(Data about app and page elements)
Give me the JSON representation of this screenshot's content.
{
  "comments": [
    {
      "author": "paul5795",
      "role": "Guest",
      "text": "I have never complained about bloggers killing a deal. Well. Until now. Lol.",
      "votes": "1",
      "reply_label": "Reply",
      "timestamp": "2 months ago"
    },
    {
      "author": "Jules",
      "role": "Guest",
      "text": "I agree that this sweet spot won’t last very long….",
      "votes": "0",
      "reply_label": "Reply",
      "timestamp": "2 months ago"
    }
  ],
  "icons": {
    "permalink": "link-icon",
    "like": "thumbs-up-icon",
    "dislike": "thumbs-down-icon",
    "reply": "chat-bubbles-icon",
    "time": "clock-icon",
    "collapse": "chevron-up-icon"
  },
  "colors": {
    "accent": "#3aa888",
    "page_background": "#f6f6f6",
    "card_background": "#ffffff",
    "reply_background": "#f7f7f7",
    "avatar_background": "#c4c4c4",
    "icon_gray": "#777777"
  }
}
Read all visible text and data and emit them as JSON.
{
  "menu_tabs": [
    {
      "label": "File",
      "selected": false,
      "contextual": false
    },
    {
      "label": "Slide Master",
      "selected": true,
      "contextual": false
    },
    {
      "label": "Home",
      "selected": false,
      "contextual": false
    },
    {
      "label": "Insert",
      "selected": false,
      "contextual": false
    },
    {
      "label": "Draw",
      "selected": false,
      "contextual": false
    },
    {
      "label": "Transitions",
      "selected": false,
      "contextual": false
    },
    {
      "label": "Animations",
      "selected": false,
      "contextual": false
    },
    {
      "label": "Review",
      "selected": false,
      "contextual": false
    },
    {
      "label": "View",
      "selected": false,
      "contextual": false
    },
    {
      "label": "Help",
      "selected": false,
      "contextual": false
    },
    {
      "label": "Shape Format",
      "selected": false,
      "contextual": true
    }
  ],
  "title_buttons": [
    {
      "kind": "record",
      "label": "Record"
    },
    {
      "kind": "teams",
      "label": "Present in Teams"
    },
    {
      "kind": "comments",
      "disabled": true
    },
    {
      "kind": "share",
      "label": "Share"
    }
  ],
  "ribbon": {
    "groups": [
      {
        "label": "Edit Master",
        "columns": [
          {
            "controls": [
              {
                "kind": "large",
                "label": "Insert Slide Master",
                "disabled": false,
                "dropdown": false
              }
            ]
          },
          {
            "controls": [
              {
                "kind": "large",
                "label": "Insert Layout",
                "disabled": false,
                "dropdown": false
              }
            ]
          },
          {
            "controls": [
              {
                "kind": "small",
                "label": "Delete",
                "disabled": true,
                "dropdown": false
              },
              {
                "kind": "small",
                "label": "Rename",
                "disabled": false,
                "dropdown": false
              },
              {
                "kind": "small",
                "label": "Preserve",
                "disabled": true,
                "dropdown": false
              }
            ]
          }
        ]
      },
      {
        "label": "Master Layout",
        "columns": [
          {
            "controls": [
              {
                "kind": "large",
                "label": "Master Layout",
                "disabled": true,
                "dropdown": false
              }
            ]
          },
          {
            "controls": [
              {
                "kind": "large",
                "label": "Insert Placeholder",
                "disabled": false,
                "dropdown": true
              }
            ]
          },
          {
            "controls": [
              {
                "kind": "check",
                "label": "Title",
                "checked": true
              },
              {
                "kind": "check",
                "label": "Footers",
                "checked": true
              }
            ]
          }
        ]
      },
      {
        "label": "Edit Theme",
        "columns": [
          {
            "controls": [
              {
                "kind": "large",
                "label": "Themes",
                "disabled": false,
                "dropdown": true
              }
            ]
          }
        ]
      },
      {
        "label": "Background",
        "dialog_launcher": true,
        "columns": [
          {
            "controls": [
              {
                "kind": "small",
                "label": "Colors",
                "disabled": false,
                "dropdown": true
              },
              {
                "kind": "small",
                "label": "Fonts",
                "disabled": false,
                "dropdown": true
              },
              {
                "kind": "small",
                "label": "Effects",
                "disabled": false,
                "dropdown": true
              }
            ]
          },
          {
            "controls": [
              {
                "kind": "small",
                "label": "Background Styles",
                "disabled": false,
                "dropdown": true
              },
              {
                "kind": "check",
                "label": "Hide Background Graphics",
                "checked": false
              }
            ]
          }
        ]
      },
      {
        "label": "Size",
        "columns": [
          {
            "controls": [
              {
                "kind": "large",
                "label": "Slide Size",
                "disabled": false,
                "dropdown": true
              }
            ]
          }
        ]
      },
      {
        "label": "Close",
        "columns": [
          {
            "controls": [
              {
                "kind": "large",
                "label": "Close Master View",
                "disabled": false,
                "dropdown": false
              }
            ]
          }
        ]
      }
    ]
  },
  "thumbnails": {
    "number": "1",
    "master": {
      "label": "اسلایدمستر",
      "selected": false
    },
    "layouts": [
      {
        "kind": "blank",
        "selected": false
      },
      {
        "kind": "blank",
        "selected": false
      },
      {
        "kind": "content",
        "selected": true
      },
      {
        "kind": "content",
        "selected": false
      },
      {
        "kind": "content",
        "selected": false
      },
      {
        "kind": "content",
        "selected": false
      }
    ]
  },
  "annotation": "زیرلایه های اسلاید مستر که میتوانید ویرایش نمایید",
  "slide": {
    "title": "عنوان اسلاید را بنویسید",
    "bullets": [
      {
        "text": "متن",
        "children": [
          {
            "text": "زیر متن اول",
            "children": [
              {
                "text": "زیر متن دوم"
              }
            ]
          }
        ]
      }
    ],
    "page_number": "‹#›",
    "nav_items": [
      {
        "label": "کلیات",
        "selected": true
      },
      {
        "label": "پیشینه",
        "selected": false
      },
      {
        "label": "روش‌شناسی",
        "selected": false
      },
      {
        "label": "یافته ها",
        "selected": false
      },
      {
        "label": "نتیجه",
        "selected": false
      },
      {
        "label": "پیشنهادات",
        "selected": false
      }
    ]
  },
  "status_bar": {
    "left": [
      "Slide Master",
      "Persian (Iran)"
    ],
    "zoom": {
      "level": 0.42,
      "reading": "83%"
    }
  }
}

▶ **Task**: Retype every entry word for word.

▶ **Task solution**:
Give me the JSON representation of this screenshot's content.
{
  "comments": [
    {
      "author": "paul5795",
      "role": "Guest",
      "text": "I have never complained about bloggers killing a deal. Well. Until now. Lol.",
      "votes": "1",
      "reply_label": "Reply",
      "timestamp": "2 months ago"
    },
    {
      "author": "Jules",
      "role": "Guest",
      "text": "I agree that this sweet spot won’t last very long….",
      "votes": "0",
      "reply_label": "Reply",
      "timestamp": "2 months ago"
    }
  ],
  "icons": {
    "permalink": "link-icon",
    "like": "thumbs-up-icon",
    "dislike": "thumbs-down-icon",
    "reply": "chat-bubbles-icon",
    "time": "clock-icon",
    "collapse": "chevron-up-icon"
  },
  "colors": {
    "accent": "#3aa888",
    "page_background": "#f6f6f6",
    "card_background": "#ffffff",
    "reply_background": "#f7f7f7",
    "avatar_background": "#c4c4c4",
    "icon_gray": "#777777"
  }
}
Read all visible text and data and emit them as JSON.
{
  "menu_tabs": [
    {
      "label": "File",
      "selected": false,
      "contextual": false
    },
    {
      "label": "Slide Master",
      "selected": true,
      "contextual": false
    },
    {
      "label": "Home",
      "selected": false,
      "contextual": false
    },
    {
      "label": "Insert",
      "selected": false,
      "contextual": false
    },
    {
      "label": "Draw",
      "selected": false,
      "contextual": false
    },
    {
      "label": "Transitions",
      "selected": false,
      "contextual": false
    },
    {
      "label": "Animations",
      "selected": false,
      "contextual": false
    },
    {
      "label": "Review",
      "selected": false,
      "contextual": false
    },
    {
      "label": "View",
      "selected": false,
      "contextual": false
    },
    {
      "label": "Help",
      "selected": false,
      "contextual": false
    },
    {
      "label": "Shape Format",
      "selected": false,
      "contextual": true
    }
  ],
  "title_buttons": [
    {
      "kind": "record",
      "label": "Record"
    },
    {
      "kind": "teams",
      "label": "Present in Teams"
    },
    {
      "kind": "comments",
      "disabled": true
    },
    {
      "kind": "share",
      "label": "Share"
    }
  ],
  "ribbon": {
    "groups": [
      {
        "label": "Edit Master",
        "columns": [
          {
            "controls": [
              {
                "kind": "large",
                "label": "Insert Slide Master",
                "disabled": false,
                "dropdown": false
              }
            ]
          },
          {
            "controls": [
              {
                "kind": "large",
                "label": "Insert Layout",
                "disabled": false,
                "dropdown": false
              }
            ]
          },
          {
            "controls": [
              {
                "kind": "small",
                "label": "Delete",
                "disabled": true,
                "dropdown": false
              },
              {
                "kind": "small",
                "label": "Rename",
                "disabled": false,
                "dropdown": false
              },
              {
                "kind": "small",
                "label": "Preserve",
                "disabled": true,
                "dropdown": false
              }
            ]
          }
        ]
      },
      {
        "label": "Master Layout",
        "columns": [
          {
            "controls": [
              {
                "kind": "large",
                "label": "Master Layout",
                "disabled": true,
                "dropdown": false
              }
            ]
          },
          {
            "controls": [
              {
                "kind": "large",
                "label": "Insert Placeholder",
                "disabled": false,
                "dropdown": true
              }
            ]
          },
          {
            "controls": [
              {
                "kind": "check",
                "label": "Title",
                "checked": true
              },
              {
                "kind": "check",
                "label": "Footers",
                "checked": true
              }
            ]
          }
        ]
      },
      {
        "label": "Edit Theme",
        "columns": [
          {
            "controls": [
              {
                "kind": "large",
                "label": "Themes",
                "disabled": false,
                "dropdown": true
              }
            ]
          }
        ]
      },
      {
        "label": "Background",
        "dialog_launcher": true,
        "columns": [
          {
            "controls": [
              {
                "kind": "small",
                "label": "Colors",
                "disabled": false,
                "dropdown": true
              },
              {
                "kind": "small",
                "label": "Fonts",
                "disabled": false,
                "dropdown": true
              },
              {
                "kind": "small",
                "label": "Effects",
                "disabled": false,
                "dropdown": true
              }
            ]
          },
          {
            "controls": [
              {
                "kind": "small",
                "label": "Background Styles",
                "disabled": false,
                "dropdown": true
              },
              {
                "kind": "check",
                "label": "Hide Background Graphics",
                "checked": false
              }
            ]
          }
        ]
      },
      {
        "label": "Size",
        "columns": [
          {
            "controls": [
              {
                "kind": "large",
                "label": "Slide Size",
                "disabled": false,
                "dropdown": true
              }
            ]
          }
        ]
      },
      {
        "label": "Close",
        "columns": [
          {
            "controls": [
              {
                "kind": "large",
                "label": "Close Master View",
                "disabled": false,
                "dropdown": false
              }
            ]
          }
        ]
      }
    ]
  },
  "thumbnails": {
    "number": "1",
    "master": {
      "label": "اسلایدمستر",
      "selected": false
    },
    "layouts": [
      {
        "kind": "blank",
        "selected": false
      },
      {
        "kind": "blank",
        "selected": false
      },
      {
        "kind": "content",
        "selected": true
      },
      {
        "kind": "content",
        "selected": false
      },
      {
        "kind": "content",
        "selected": false
      },
      {
        "kind": "content",
        "selected": false
      }
    ]
  },
  "annotation": "زیرلایه های اسلاید مستر که میتوانید ویرایش نمایید",
  "slide": {
    "title": "عنوان اسلاید را بنویسید",
    "bullets": [
      {
        "text": "متن",
        "children": [
          {
            "text": "زیر متن اول",
            "children": [
              {
                "text": "زیر متن دوم"
              }
            ]
          }
        ]
      }
    ],
    "page_number": "‹#›",
    "nav_items": [
      {
        "label": "کلیات",
        "selected": true
      },
      {
        "label": "پیشینه",
        "selected": false
      },
      {
        "label": "روش‌شناسی",
        "selected": false
      },
      {
        "label": "یافته ها",
        "selected": false
      },
      {
        "label": "نتیجه",
        "selected": false
      },
      {
        "label": "پیشنهادات",
        "selected": false
      }
    ]
  },
  "status_bar": {
    "left": [
      "Slide Master",
      "Persian (Iran)"
    ],
    "zoom": {
      "level": 0.42,
      "reading": "83%"
    }
  }
}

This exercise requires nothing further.